[Records from a data collection]

• • • • •

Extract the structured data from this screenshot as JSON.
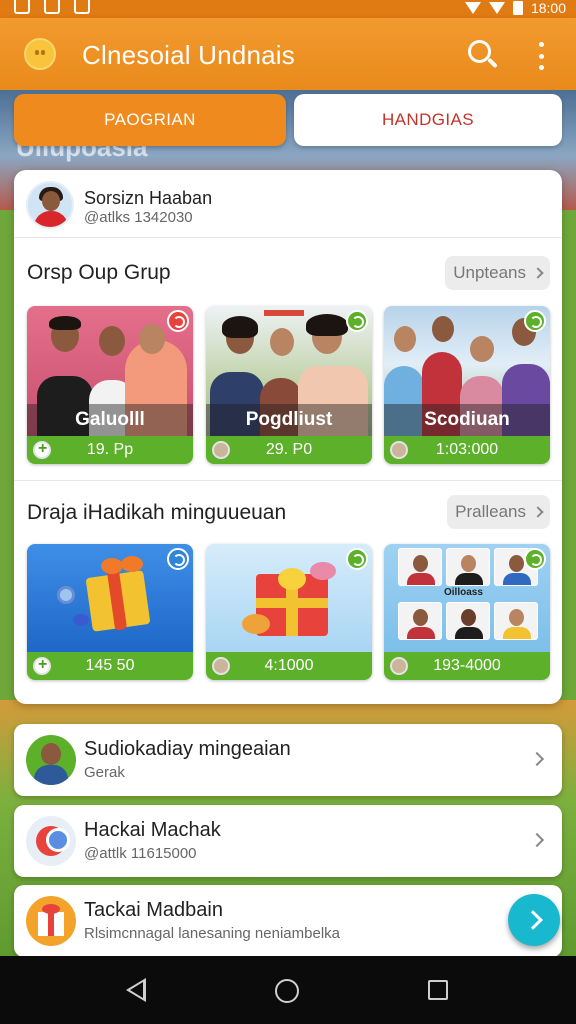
{
  "status_bar": {
    "time": "18:00"
  },
  "app_bar": {
    "title": "Clnesoial Undnais",
    "icons": [
      "app-logo-icon",
      "search-icon",
      "more-vertical-icon"
    ]
  },
  "background": {
    "banner_text": "Ullupoasia"
  },
  "tabs": [
    {
      "label": "PAOGRIAN",
      "active": true
    },
    {
      "label": "HANDGIAS",
      "active": false
    }
  ],
  "profile": {
    "name": "Sorsizn Haaban",
    "handle": "@atlks 1342030"
  },
  "group_section": {
    "title": "Orsp Oup Grup",
    "action_label": "Unpteans",
    "tiles": [
      {
        "label": "Galuolll",
        "footer": "19. Pp",
        "badge": "red"
      },
      {
        "label": "Pogdliust",
        "footer": "29. P0",
        "badge": "green"
      },
      {
        "label": "Scodiuan",
        "footer": "1:03:000",
        "badge": "green"
      }
    ]
  },
  "gift_section": {
    "title": "Draja iHadikah minguueuan",
    "action_label": "Pralleans",
    "tiles": [
      {
        "footer": "145 50",
        "badge": "blue"
      },
      {
        "footer": "4:1000",
        "badge": "green"
      },
      {
        "footer": "193-4000",
        "badge": "green",
        "grid_label": "Oilloass"
      }
    ]
  },
  "list_items": [
    {
      "title": "Sudiokadiay mingeaian",
      "subtitle": "Gerak"
    },
    {
      "title": "Hackai Machak",
      "subtitle": "@attlk 11615000"
    },
    {
      "title": "Tackai Madbain",
      "subtitle": "Rlsimcnnagal lanesaning neniambelka"
    }
  ],
  "colors": {
    "primary": "#ee8a1e",
    "accent_green": "#5cb02a",
    "tab_inactive_text": "#c4322a",
    "fab": "#18b8cf"
  }
}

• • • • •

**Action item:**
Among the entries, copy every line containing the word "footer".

**Solution to the problem:**
        "footer": "19. Pp",
        "footer": "29. P0",
        "footer": "1:03:000",
        "footer": "145 50",
        "footer": "4:1000",
        "footer": "193-4000",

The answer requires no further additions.